[DATA SUPPLIED]

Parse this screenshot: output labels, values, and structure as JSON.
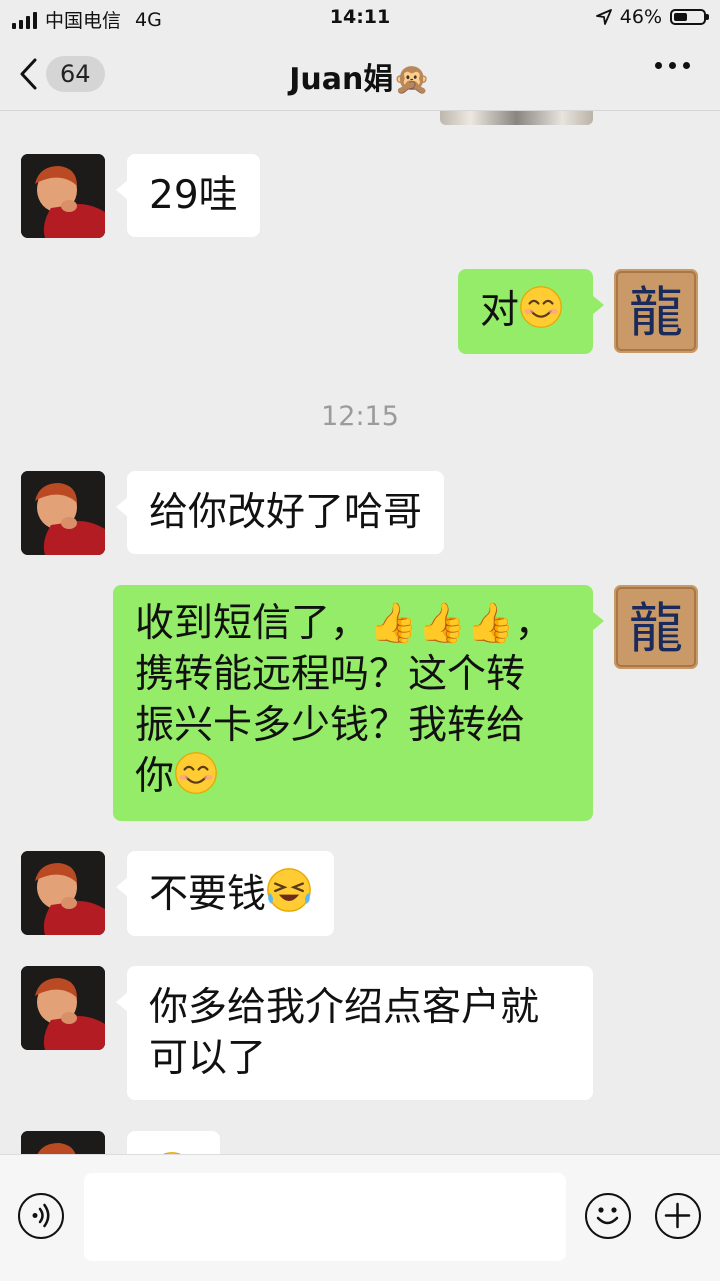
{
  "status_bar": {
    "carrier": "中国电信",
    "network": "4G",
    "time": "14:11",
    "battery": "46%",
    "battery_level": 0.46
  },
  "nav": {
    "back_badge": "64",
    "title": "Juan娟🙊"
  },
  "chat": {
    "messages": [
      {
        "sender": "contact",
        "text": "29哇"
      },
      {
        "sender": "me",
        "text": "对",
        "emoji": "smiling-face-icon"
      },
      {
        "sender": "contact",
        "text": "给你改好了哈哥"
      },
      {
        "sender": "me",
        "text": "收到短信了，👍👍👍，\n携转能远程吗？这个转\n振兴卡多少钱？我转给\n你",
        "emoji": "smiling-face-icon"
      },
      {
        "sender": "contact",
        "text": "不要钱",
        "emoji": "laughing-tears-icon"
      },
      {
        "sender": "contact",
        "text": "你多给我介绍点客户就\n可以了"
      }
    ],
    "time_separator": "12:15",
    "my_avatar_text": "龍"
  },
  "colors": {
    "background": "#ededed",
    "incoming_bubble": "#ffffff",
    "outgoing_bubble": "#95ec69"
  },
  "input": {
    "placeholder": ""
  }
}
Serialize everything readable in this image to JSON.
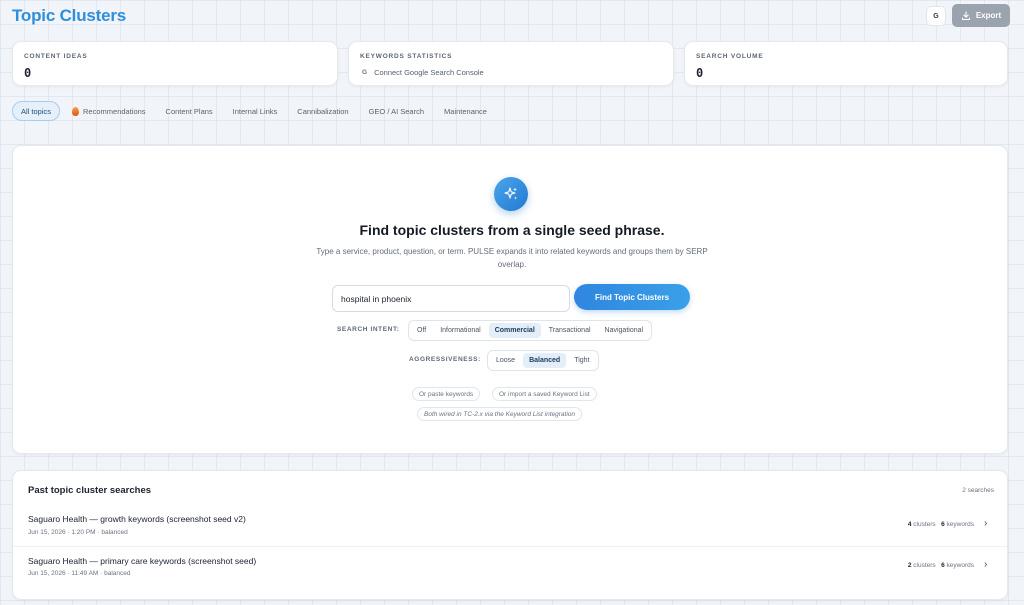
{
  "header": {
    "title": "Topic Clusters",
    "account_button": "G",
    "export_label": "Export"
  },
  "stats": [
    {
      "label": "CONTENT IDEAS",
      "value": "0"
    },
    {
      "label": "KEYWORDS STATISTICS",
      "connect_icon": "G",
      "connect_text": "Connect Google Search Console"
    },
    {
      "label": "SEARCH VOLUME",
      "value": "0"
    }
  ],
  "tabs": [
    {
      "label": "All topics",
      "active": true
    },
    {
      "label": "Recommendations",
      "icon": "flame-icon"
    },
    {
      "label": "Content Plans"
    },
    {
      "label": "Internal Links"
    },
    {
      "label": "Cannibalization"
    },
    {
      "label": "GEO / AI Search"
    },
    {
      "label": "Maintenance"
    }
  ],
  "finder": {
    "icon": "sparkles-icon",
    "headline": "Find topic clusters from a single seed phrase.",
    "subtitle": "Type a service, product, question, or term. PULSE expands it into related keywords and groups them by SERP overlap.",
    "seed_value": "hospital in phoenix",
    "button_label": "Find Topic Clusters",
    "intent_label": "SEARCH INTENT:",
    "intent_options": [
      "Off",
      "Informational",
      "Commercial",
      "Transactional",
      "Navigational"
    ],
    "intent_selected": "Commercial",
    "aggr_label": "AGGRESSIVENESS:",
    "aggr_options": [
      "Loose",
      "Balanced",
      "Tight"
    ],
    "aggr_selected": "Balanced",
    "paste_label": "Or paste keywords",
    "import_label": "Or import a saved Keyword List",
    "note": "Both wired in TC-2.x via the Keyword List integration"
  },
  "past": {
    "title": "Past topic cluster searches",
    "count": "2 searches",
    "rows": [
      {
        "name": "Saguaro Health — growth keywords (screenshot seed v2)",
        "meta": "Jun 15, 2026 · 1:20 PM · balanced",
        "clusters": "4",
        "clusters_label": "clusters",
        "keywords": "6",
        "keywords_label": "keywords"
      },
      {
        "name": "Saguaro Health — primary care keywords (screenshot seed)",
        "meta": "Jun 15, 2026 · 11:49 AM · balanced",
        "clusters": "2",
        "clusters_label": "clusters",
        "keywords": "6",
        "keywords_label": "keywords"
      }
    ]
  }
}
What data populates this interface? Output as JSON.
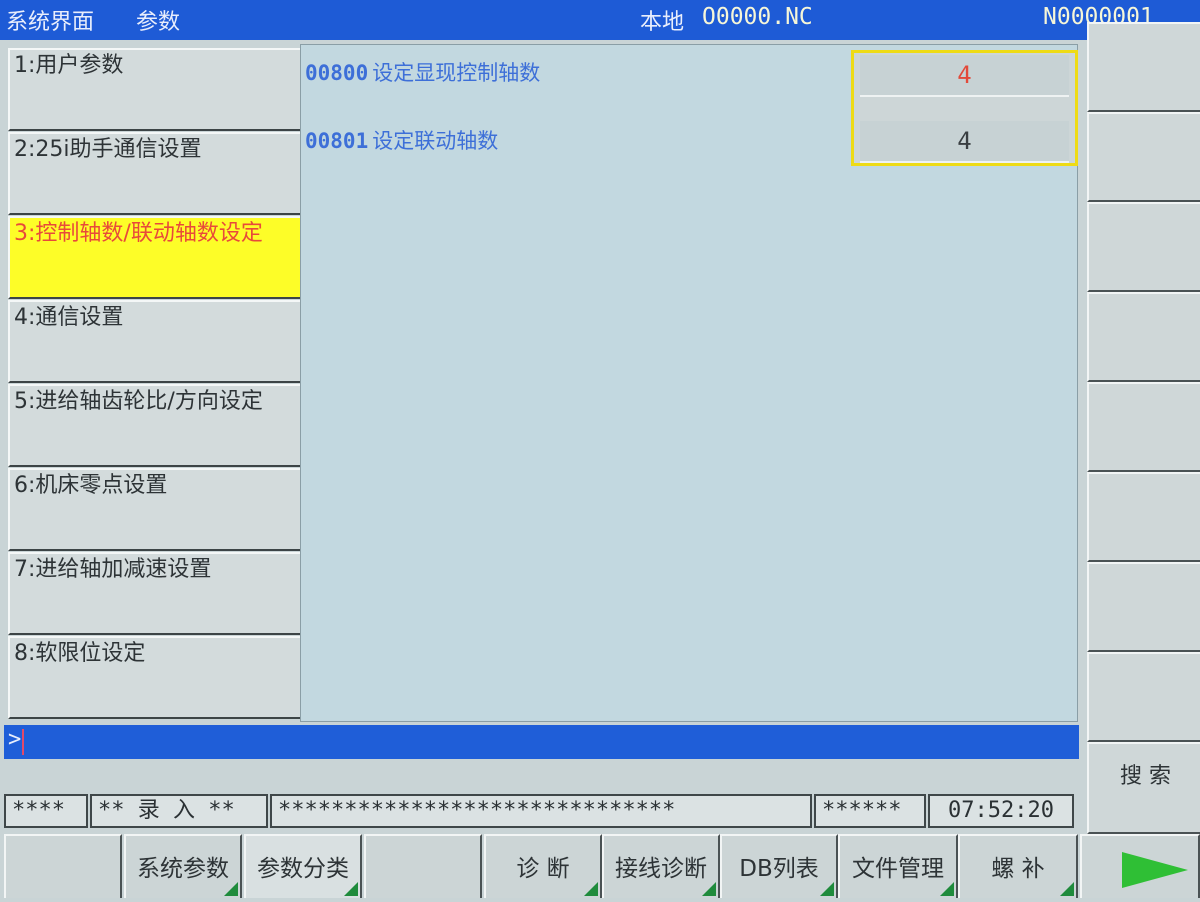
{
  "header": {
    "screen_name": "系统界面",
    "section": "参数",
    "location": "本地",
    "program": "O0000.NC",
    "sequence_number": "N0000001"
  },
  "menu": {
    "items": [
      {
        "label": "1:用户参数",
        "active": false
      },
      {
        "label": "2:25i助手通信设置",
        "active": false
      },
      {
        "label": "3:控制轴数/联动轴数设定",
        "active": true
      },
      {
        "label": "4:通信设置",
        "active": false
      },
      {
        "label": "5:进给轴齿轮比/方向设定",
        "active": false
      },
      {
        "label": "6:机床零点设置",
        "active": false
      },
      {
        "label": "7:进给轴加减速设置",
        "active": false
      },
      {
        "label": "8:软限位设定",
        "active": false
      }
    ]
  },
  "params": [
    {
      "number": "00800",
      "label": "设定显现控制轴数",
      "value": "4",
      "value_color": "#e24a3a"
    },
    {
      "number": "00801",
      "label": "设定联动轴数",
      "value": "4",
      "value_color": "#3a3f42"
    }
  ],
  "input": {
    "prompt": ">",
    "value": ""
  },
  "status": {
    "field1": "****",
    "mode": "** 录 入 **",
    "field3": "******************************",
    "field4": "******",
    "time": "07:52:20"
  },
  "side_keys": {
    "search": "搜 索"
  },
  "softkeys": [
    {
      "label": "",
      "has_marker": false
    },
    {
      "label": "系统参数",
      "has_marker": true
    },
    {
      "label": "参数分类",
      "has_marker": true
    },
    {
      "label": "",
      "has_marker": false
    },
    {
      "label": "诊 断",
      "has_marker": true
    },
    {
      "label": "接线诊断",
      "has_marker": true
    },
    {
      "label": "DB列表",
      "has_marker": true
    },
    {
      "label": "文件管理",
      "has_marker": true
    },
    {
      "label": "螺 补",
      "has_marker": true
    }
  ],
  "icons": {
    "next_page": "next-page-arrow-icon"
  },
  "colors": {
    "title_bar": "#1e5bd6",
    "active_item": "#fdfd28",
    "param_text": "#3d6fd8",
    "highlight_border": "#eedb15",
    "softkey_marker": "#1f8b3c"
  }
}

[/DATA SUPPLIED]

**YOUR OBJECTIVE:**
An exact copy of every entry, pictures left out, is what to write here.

**SOLUTION:**
Parse this screenshot: output labels, values, and structure as JSON.
{
  "status_bar": {
    "carrier": "中国电信",
    "network": "4G",
    "time": "14:11",
    "battery": "46%",
    "battery_level": 0.46
  },
  "nav": {
    "back_badge": "64",
    "title": "Juan娟🙊"
  },
  "chat": {
    "messages": [
      {
        "sender": "contact",
        "text": "29哇"
      },
      {
        "sender": "me",
        "text": "对",
        "emoji": "smiling-face-icon"
      },
      {
        "sender": "contact",
        "text": "给你改好了哈哥"
      },
      {
        "sender": "me",
        "text": "收到短信了，👍👍👍，\n携转能远程吗？这个转\n振兴卡多少钱？我转给\n你",
        "emoji": "smiling-face-icon"
      },
      {
        "sender": "contact",
        "text": "不要钱",
        "emoji": "laughing-tears-icon"
      },
      {
        "sender": "contact",
        "text": "你多给我介绍点客户就\n可以了"
      }
    ],
    "time_separator": "12:15",
    "my_avatar_text": "龍"
  },
  "colors": {
    "background": "#ededed",
    "incoming_bubble": "#ffffff",
    "outgoing_bubble": "#95ec69"
  },
  "input": {
    "placeholder": ""
  }
}
Serialize everything readable in this image to JSON.
{
  "header": {
    "title": "Topic Clusters",
    "account_button": "G",
    "export_label": "Export"
  },
  "stats": [
    {
      "label": "CONTENT IDEAS",
      "value": "0"
    },
    {
      "label": "KEYWORDS STATISTICS",
      "connect_icon": "G",
      "connect_text": "Connect Google Search Console"
    },
    {
      "label": "SEARCH VOLUME",
      "value": "0"
    }
  ],
  "tabs": [
    {
      "label": "All topics",
      "active": true
    },
    {
      "label": "Recommendations",
      "icon": "flame-icon"
    },
    {
      "label": "Content Plans"
    },
    {
      "label": "Internal Links"
    },
    {
      "label": "Cannibalization"
    },
    {
      "label": "GEO / AI Search"
    },
    {
      "label": "Maintenance"
    }
  ],
  "finder": {
    "icon": "sparkles-icon",
    "headline": "Find topic clusters from a single seed phrase.",
    "subtitle": "Type a service, product, question, or term. PULSE expands it into related keywords and groups them by SERP overlap.",
    "seed_value": "hospital in phoenix",
    "button_label": "Find Topic Clusters",
    "intent_label": "SEARCH INTENT:",
    "intent_options": [
      "Off",
      "Informational",
      "Commercial",
      "Transactional",
      "Navigational"
    ],
    "intent_selected": "Commercial",
    "aggr_label": "AGGRESSIVENESS:",
    "aggr_options": [
      "Loose",
      "Balanced",
      "Tight"
    ],
    "aggr_selected": "Balanced",
    "paste_label": "Or paste keywords",
    "import_label": "Or import a saved Keyword List",
    "note": "Both wired in TC-2.x via the Keyword List integration"
  },
  "past": {
    "title": "Past topic cluster searches",
    "count": "2 searches",
    "rows": [
      {
        "name": "Saguaro Health — growth keywords (screenshot seed v2)",
        "meta": "Jun 15, 2026 · 1:20 PM · balanced",
        "clusters": "4",
        "clusters_label": "clusters",
        "keywords": "6",
        "keywords_label": "keywords"
      },
      {
        "name": "Saguaro Health — primary care keywords (screenshot seed)",
        "meta": "Jun 15, 2026 · 11:49 AM · balanced",
        "clusters": "2",
        "clusters_label": "clusters",
        "keywords": "6",
        "keywords_label": "keywords"
      }
    ]
  }
}
What data populates this interface? Output as JSON.
{
  "header": {
    "screen_name": "系统界面",
    "section": "参数",
    "location": "本地",
    "program": "O0000.NC",
    "sequence_number": "N0000001"
  },
  "menu": {
    "items": [
      {
        "label": "1:用户参数",
        "active": false
      },
      {
        "label": "2:25i助手通信设置",
        "active": false
      },
      {
        "label": "3:控制轴数/联动轴数设定",
        "active": true
      },
      {
        "label": "4:通信设置",
        "active": false
      },
      {
        "label": "5:进给轴齿轮比/方向设定",
        "active": false
      },
      {
        "label": "6:机床零点设置",
        "active": false
      },
      {
        "label": "7:进给轴加减速设置",
        "active": false
      },
      {
        "label": "8:软限位设定",
        "active": false
      }
    ]
  },
  "params": [
    {
      "number": "00800",
      "label": "设定显现控制轴数",
      "value": "4",
      "value_color": "#e24a3a"
    },
    {
      "number": "00801",
      "label": "设定联动轴数",
      "value": "4",
      "value_color": "#3a3f42"
    }
  ],
  "input": {
    "prompt": ">",
    "value": ""
  },
  "status": {
    "field1": "****",
    "mode": "** 录 入 **",
    "field3": "******************************",
    "field4": "******",
    "time": "07:52:20"
  },
  "side_keys": {
    "search": "搜 索"
  },
  "softkeys": [
    {
      "label": "",
      "has_marker": false
    },
    {
      "label": "系统参数",
      "has_marker": true
    },
    {
      "label": "参数分类",
      "has_marker": true
    },
    {
      "label": "",
      "has_marker": false
    },
    {
      "label": "诊 断",
      "has_marker": true
    },
    {
      "label": "接线诊断",
      "has_marker": true
    },
    {
      "label": "DB列表",
      "has_marker": true
    },
    {
      "label": "文件管理",
      "has_marker": true
    },
    {
      "label": "螺 补",
      "has_marker": true
    }
  ],
  "icons": {
    "next_page": "next-page-arrow-icon"
  },
  "colors": {
    "title_bar": "#1e5bd6",
    "active_item": "#fdfd28",
    "param_text": "#3d6fd8",
    "highlight_border": "#eedb15",
    "softkey_marker": "#1f8b3c"
  }
}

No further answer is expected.